▶ _WORK REQUIRED_:
Filter the entries for the word "emoji". Copy each line in which it occurs.

▶ _DATASET RECORDS_:
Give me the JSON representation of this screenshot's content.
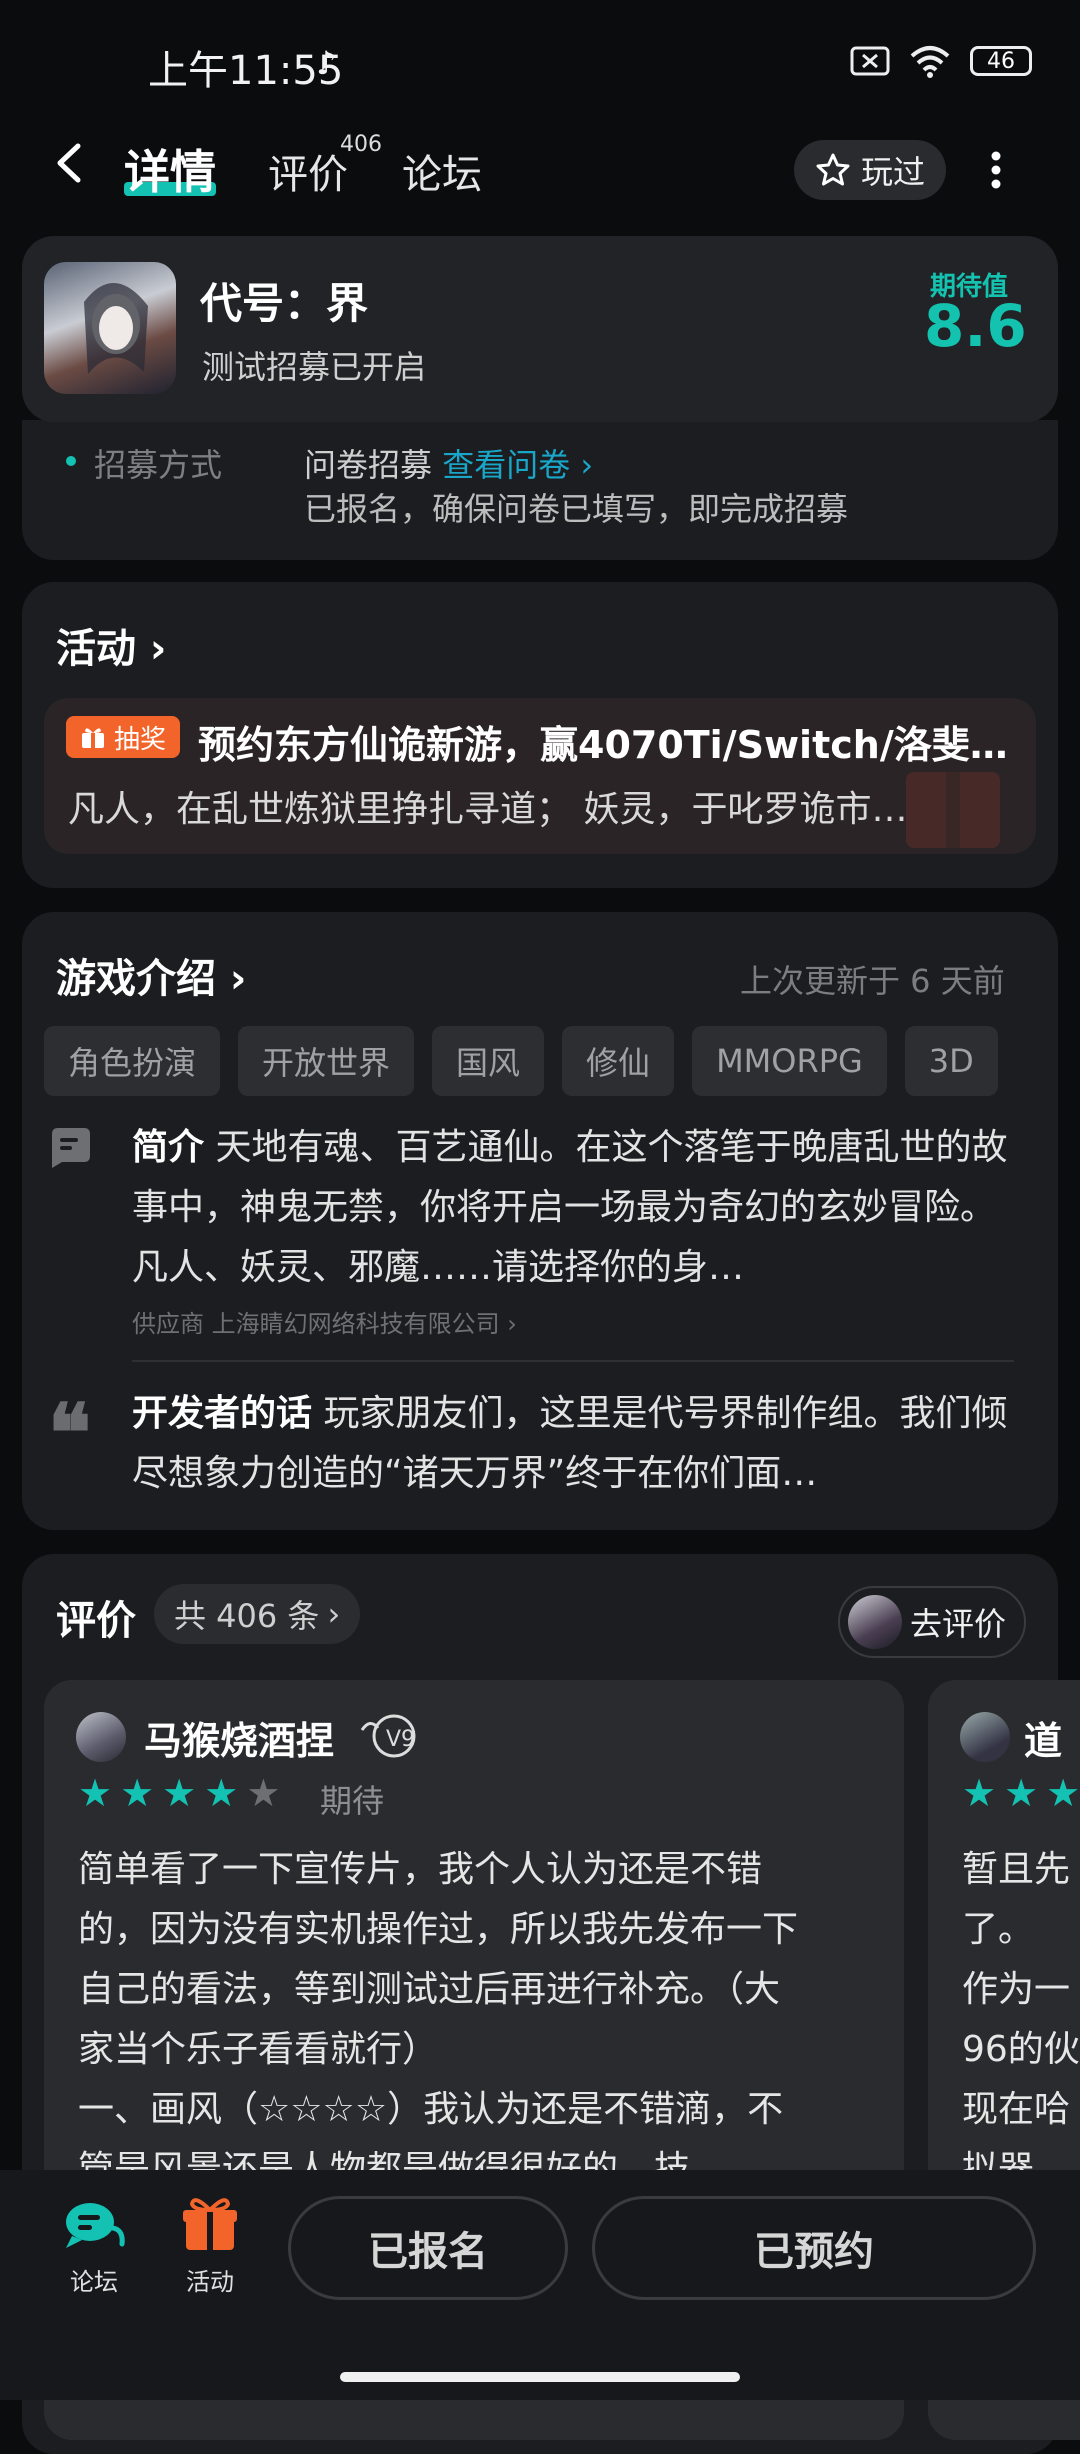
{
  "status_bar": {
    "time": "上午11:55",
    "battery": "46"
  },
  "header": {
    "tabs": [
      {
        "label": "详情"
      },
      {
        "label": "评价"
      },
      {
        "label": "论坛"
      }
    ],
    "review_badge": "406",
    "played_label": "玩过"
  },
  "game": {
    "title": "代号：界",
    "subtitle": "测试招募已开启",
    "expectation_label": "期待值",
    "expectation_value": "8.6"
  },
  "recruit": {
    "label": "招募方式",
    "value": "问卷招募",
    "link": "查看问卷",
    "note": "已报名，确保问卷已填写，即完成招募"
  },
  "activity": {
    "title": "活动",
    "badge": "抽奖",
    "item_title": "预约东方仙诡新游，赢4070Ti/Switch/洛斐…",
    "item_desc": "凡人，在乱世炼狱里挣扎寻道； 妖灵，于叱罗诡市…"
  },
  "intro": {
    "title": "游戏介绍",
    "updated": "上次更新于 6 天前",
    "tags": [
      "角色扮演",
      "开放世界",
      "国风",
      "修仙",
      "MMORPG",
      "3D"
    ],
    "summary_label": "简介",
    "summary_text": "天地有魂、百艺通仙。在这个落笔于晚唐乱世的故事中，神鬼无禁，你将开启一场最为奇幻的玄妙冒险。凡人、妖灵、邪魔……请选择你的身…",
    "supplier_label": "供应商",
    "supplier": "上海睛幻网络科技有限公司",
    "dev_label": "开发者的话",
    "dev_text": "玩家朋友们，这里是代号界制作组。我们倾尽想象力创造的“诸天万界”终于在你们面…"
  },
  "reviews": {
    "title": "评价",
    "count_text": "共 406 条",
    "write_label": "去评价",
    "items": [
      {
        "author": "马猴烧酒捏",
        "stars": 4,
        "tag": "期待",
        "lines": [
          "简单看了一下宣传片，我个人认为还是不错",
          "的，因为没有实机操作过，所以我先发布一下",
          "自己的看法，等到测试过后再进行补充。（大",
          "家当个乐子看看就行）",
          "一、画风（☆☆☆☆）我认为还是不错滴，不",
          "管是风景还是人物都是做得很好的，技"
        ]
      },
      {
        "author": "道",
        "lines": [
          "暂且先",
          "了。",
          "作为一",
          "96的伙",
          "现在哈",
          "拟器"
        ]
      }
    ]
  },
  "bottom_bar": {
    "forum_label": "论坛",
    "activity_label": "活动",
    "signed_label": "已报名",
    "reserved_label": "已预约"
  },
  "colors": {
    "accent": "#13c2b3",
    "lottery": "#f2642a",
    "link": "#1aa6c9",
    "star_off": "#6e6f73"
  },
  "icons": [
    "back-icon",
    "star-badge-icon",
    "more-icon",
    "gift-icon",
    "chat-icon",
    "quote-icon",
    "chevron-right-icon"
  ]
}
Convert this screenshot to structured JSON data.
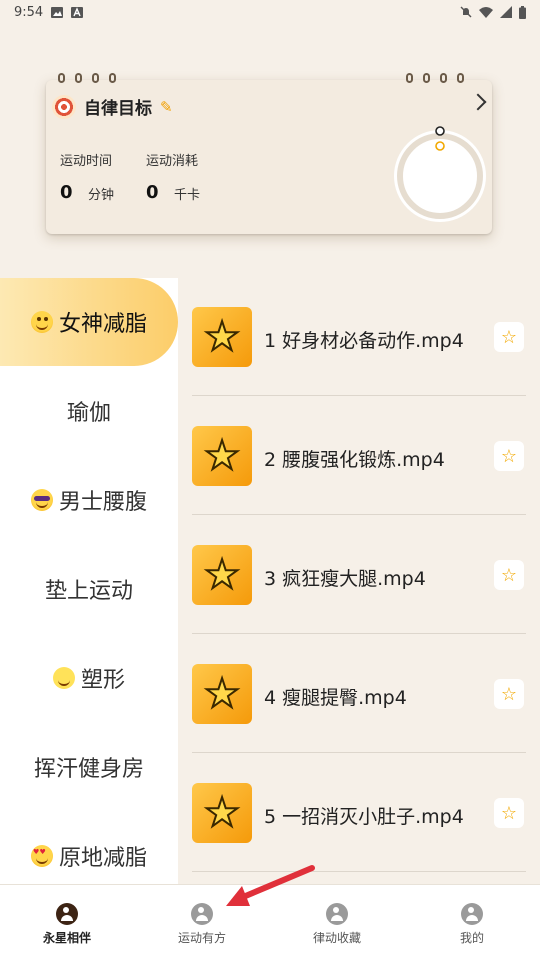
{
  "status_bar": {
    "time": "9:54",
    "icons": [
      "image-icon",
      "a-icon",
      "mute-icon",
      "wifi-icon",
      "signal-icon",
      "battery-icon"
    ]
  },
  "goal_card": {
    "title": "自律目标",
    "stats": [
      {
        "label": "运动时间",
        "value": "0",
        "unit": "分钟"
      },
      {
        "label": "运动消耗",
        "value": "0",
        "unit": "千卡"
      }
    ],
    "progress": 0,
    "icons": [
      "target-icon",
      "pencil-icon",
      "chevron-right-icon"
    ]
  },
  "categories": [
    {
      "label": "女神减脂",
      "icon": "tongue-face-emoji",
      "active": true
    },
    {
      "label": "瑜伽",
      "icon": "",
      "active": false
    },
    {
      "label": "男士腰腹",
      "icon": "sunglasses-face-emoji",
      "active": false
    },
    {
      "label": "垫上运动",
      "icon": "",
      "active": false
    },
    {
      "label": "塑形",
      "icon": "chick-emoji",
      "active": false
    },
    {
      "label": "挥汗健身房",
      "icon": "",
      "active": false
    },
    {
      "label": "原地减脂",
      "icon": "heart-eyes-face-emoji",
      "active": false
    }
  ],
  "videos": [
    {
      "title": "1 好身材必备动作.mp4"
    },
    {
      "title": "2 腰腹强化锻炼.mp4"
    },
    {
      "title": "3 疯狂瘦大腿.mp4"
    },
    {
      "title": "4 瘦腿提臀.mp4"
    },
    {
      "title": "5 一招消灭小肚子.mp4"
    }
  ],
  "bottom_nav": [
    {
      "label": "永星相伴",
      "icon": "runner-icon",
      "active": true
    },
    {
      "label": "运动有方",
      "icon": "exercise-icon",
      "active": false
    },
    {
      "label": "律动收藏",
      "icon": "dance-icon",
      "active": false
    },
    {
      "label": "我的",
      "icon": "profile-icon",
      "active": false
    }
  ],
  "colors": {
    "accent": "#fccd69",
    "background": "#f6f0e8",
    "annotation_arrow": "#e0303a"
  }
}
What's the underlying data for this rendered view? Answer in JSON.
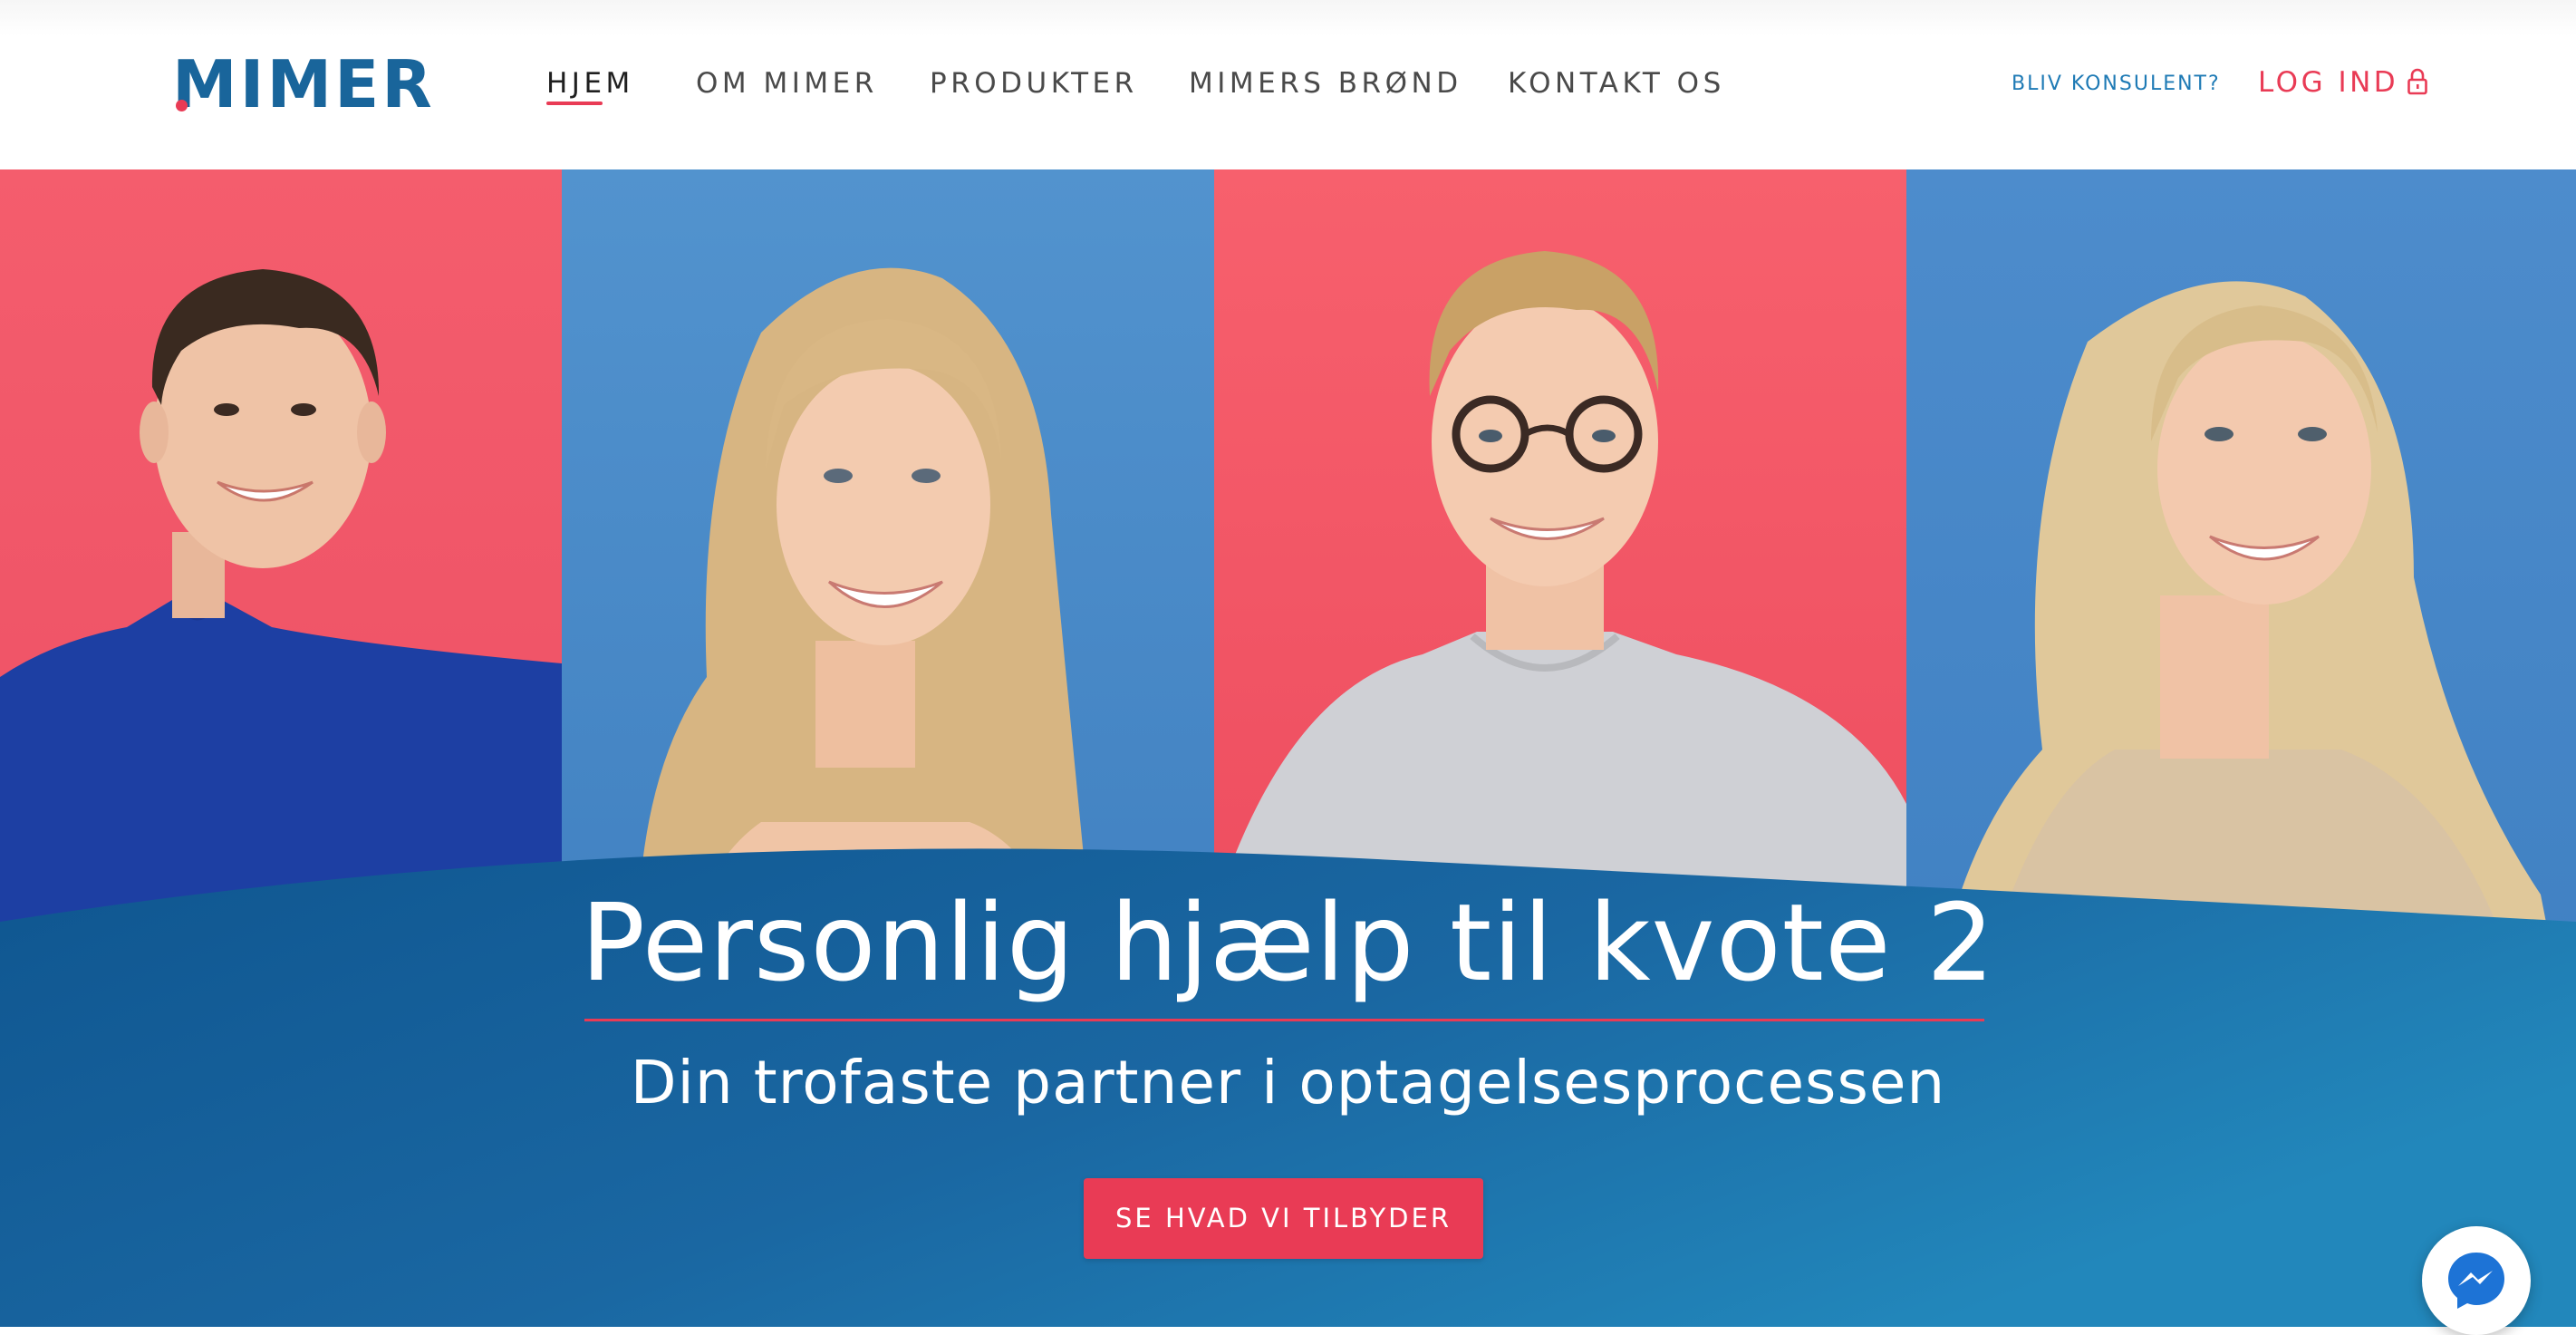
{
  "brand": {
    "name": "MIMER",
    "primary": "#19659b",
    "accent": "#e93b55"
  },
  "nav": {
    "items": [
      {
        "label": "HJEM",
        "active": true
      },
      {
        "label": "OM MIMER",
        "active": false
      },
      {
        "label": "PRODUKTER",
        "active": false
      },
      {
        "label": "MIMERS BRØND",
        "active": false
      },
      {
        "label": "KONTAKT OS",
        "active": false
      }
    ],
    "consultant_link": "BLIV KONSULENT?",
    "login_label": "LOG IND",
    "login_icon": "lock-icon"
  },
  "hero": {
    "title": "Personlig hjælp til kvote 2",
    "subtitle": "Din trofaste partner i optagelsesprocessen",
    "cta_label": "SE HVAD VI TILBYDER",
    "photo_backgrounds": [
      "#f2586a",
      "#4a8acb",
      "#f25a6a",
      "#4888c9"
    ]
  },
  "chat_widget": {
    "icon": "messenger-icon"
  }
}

▶ _PROBLEM SOLUTION_:
      "icon": "tongue-face-emoji",
      "icon": "sunglasses-face-emoji",
      "icon": "chick-emoji",
      "icon": "heart-eyes-face-emoji",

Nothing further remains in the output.